By Ron Passfield – Copyright (Creative Commons license, Attribution–Non Commercial–No Derivatives)

Disclosure: If you purchase a product through this site, I may earn a commission which will help to pay for the site, the associated Meetup group and the resources to support the blog.

Action Learning Challenges the Values of Narcissistic Managers

In a previous post, I highlighted the role that self-awareness and agency (control over one’s work environment) play in developing and sustaining mental health in the workplace.  Narcissistic managers undermine self-awareness and block the achievement of agency by managers and staff.

The negative impact of narcissistic managers on self-awareness and agency in the workplace

Narcissistic managers through their distorted self-belief, words and behaviour undermine genuine self-awareness of subordinates by modelling an inflated view of themselves, seeking scapegoats to assign blame even when it is not warranted (and they are to blame) and causing subordinates to doubt their own competence and sanity.

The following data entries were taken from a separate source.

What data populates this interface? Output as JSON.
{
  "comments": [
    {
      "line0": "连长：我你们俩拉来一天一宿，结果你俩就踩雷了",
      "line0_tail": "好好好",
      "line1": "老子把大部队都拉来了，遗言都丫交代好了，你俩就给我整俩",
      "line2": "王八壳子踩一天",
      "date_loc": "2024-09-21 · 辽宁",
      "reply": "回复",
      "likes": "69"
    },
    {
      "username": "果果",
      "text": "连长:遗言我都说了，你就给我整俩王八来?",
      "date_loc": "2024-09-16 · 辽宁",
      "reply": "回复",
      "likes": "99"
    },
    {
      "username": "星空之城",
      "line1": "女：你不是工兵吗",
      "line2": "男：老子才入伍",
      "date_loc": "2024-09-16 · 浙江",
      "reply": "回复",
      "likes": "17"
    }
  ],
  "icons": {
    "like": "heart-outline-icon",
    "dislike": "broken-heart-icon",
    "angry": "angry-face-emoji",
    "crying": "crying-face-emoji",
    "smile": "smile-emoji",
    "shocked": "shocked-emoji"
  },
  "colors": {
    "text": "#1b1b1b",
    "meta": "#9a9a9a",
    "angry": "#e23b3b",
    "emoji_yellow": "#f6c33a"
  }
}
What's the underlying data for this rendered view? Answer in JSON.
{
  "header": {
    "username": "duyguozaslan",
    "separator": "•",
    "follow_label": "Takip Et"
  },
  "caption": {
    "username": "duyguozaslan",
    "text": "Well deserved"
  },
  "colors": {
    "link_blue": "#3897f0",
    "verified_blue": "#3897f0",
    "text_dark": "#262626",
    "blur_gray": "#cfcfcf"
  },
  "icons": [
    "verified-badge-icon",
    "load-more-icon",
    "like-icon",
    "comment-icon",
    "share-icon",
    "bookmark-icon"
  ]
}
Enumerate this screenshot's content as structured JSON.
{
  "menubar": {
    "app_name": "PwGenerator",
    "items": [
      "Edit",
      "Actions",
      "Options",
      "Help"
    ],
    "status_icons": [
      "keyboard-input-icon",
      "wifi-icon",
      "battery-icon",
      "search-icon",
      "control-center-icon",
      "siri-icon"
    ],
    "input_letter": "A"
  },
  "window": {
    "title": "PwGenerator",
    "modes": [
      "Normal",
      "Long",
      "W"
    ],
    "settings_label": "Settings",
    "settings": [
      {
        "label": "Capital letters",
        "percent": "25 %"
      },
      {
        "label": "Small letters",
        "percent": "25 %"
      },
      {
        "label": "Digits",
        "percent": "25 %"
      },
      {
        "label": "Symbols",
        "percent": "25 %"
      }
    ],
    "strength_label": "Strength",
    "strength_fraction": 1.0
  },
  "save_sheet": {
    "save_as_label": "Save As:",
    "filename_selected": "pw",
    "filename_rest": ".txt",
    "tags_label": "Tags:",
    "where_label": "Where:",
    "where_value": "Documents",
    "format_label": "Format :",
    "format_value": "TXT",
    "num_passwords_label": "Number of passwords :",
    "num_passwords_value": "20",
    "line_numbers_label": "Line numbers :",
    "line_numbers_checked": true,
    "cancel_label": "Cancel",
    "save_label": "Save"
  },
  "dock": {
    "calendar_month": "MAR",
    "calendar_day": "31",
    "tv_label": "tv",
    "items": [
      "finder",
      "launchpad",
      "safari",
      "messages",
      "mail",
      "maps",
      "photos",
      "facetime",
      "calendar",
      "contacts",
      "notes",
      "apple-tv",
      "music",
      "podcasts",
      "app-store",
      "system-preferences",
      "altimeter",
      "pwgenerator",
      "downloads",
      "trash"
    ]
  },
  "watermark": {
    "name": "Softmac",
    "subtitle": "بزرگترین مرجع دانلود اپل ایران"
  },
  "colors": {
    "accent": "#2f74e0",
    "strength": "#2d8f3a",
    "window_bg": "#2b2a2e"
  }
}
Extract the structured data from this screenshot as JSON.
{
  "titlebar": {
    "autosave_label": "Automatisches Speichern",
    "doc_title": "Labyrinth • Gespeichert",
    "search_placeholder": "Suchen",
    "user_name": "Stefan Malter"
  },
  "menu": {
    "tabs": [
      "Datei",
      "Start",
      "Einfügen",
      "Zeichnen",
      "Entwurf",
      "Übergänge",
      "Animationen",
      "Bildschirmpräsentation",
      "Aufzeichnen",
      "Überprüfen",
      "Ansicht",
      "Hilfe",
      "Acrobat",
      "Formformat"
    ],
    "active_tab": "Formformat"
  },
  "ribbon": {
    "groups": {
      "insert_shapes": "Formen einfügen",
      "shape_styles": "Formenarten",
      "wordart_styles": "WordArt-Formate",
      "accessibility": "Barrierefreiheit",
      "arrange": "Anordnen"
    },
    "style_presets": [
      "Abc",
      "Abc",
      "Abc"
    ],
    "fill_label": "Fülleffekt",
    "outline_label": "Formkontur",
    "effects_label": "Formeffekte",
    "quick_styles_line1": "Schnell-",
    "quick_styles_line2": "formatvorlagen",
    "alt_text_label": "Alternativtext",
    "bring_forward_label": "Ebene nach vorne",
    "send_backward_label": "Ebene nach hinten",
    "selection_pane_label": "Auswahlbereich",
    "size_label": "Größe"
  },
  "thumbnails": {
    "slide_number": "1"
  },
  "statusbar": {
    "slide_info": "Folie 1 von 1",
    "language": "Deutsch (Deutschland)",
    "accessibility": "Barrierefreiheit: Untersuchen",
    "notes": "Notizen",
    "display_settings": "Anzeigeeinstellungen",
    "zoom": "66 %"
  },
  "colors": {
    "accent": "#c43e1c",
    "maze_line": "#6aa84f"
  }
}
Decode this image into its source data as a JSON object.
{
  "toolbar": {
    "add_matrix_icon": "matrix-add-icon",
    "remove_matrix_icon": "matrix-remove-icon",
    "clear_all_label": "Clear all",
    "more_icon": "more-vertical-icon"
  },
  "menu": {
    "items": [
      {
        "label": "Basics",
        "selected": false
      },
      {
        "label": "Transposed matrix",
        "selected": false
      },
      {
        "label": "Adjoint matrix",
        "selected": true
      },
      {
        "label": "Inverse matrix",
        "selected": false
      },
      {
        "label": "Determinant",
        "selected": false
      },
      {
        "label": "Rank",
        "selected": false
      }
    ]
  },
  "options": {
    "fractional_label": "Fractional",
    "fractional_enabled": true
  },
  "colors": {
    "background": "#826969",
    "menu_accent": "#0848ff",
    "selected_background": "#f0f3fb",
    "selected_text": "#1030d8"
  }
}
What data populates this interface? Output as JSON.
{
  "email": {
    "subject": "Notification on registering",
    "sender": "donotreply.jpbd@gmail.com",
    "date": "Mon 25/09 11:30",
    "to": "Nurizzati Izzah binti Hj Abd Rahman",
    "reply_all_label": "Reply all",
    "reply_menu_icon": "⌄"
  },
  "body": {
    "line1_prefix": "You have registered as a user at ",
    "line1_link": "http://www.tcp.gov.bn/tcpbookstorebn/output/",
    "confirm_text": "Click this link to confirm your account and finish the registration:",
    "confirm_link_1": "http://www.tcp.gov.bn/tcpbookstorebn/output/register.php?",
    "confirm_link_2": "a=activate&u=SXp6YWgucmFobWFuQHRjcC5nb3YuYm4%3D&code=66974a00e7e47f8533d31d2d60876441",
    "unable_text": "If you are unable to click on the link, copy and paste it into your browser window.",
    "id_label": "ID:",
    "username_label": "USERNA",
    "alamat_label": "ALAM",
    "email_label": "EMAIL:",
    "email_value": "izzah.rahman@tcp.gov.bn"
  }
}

Narcissistic managers also block the development of agency amongst subordinate managers and staff by their micromanagement, unpredictability, unrealistic and unreasonable workplace demands and dishonesty.

The result of this frustration of agency and the underpinning self-awareness, is a toxic workplace that is injurious to the mental health of subordinates and the narcissistic managers themselves.  Action learning interventions challenge the values of narcissistic managers and work to reduce their negative impact on the mental health of subordinate managers and staff in a workplace.

Action learning: a challenge to the values of narcissistic managers

Action learning interventions in toxic work environments can help to reduce the negative impact of narcissistic managers through the development of self-awareness amongst subordinate managers and staff and the growth of managerial and employee agency within the organizational unit involved.   I have previously described an action learning intervention, undertaken by Rod Waddington in an educational institution, designed to reduce the negative impacts of a toxic work environment.

If we examine the characteristics of narcissistic managers, we can readily see that the underpinning values of such a manager are in direct opposition to those of action learning – the former involves destruction of agency, abuse, divisiveness, exclusiveness, resistance to ideas from managers and staff and an autocratic style of management.  Action learning, in contrast, involves increased agency, mutual respect, collaboration, inclusiveness, openness to ideas from managers and staff and a participative style of management.

While the narcissistic manager creates divisiveness through blaming, favouritism and exclusiveness, action learning overcomes this ‘divide and conquer’ approach through the power of collaboration built through mutual respect and inclusiveness.  The contrast in values described above reinforces the need to undertake an organization intervention designed to embed a new set of values where a toxic work environment exists.  In Rod’s action learning intervention, the participant managers undertook a “values advocacy campaign” – designed to replace the existing demeaning value set with values that enrich the working environment and nurture engagement, creativity and commitment.

When you enable agency through action learning, managers must take up the responsibility that goes with it, including the need to let go of control and create opportunities for staff growth and development through delegation of authority.  This grows the manager’sown positive influence while contributing to the sense of agency of staff and the mental health of all concerned.

As people develop self-awareness and agency in their workplace through action learning, they grow in mindfulness and the capacity to act constructively on their environment in the present moment, rather than being focused on the uncertainty, doubt and instability that arises in a toxic work environment.

By Ron Passfield – Copyright (Creative Commons license, Attribution–Non Commercial–No Derivatives)

Image source: courtesy of johnhain on Pixabay

Disclosure: If you purchase a product through this site, I may earn a commission which will help to pay for the site, the associated Meetup group and the resources to support the blog.